* [Information supplied]:
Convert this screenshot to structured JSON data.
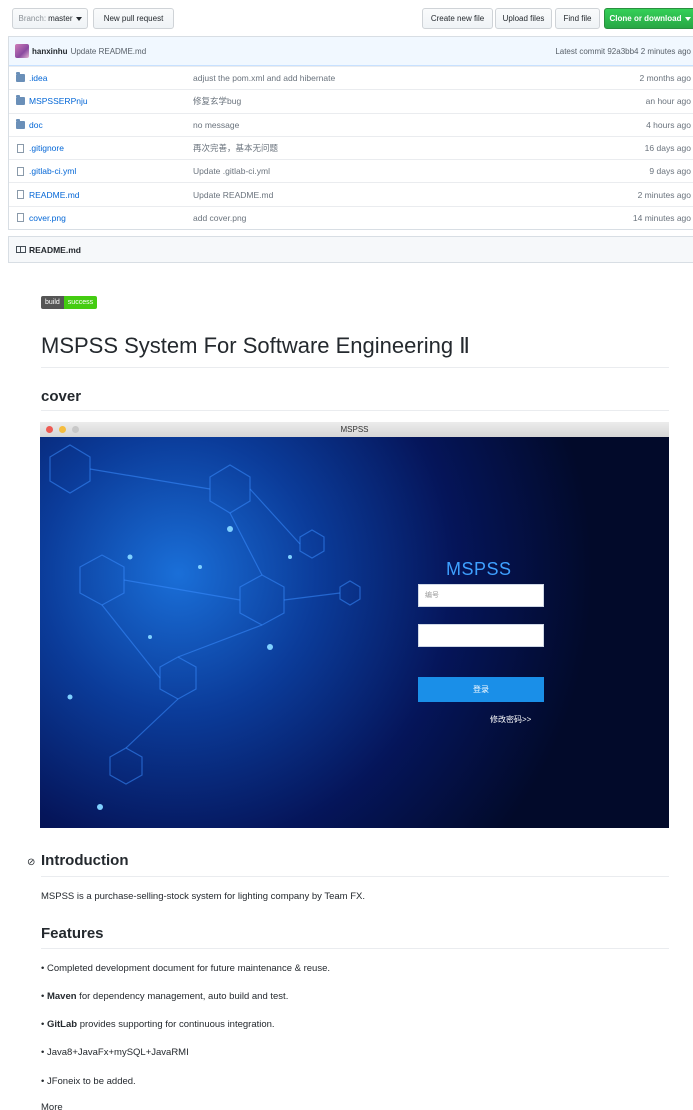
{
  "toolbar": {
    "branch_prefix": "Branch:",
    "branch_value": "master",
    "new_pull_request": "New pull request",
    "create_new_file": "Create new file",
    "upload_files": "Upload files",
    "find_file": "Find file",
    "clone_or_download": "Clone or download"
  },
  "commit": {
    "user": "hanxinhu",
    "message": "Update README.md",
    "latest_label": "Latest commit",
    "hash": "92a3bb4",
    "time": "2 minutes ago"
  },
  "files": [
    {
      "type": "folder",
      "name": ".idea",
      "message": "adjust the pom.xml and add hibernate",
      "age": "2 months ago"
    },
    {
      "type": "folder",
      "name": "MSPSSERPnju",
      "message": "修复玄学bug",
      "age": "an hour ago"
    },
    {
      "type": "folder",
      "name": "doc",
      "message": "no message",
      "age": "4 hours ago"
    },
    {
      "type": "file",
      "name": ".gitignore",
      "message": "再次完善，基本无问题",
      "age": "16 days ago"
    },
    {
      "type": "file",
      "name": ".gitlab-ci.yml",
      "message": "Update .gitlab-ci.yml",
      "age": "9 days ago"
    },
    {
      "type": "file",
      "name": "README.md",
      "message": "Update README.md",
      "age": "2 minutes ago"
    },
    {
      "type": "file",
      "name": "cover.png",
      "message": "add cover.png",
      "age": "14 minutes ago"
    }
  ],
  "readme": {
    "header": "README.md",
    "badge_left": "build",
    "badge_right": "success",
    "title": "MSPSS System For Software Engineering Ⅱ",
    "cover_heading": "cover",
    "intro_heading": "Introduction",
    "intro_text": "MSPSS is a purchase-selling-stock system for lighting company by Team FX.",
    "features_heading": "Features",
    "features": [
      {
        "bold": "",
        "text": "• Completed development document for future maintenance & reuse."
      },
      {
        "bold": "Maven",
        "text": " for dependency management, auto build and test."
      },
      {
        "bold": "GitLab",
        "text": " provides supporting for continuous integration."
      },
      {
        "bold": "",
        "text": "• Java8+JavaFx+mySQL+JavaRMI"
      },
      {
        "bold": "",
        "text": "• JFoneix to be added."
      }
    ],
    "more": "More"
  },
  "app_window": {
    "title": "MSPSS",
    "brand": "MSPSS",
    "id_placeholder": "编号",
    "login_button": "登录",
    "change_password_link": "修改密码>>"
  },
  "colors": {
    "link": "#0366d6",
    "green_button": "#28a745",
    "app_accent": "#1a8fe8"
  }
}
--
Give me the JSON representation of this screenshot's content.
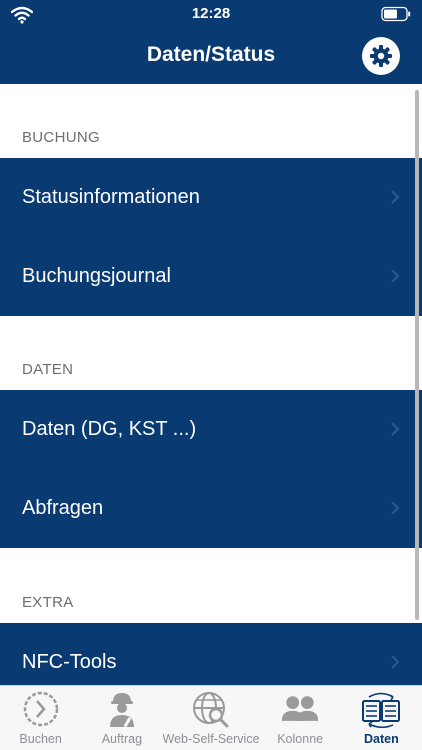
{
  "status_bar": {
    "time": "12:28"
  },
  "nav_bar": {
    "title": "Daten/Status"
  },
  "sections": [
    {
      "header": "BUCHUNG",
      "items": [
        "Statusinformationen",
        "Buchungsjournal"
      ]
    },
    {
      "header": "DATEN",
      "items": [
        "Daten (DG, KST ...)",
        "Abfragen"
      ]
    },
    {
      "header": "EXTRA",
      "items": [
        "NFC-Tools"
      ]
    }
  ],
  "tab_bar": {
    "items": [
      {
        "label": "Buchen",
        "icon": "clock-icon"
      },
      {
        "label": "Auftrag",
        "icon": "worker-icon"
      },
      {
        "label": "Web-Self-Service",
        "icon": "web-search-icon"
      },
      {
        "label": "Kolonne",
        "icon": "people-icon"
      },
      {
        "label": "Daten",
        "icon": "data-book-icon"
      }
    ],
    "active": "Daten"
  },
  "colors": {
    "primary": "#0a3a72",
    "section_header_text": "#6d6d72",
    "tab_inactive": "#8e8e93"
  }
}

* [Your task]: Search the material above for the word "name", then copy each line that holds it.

* [The completed task]:
      "name": ".idea",
      "name": "MSPSSERPnju",
      "name": "doc",
      "name": ".gitignore",
      "name": ".gitlab-ci.yml",
      "name": "README.md",
      "name": "cover.png",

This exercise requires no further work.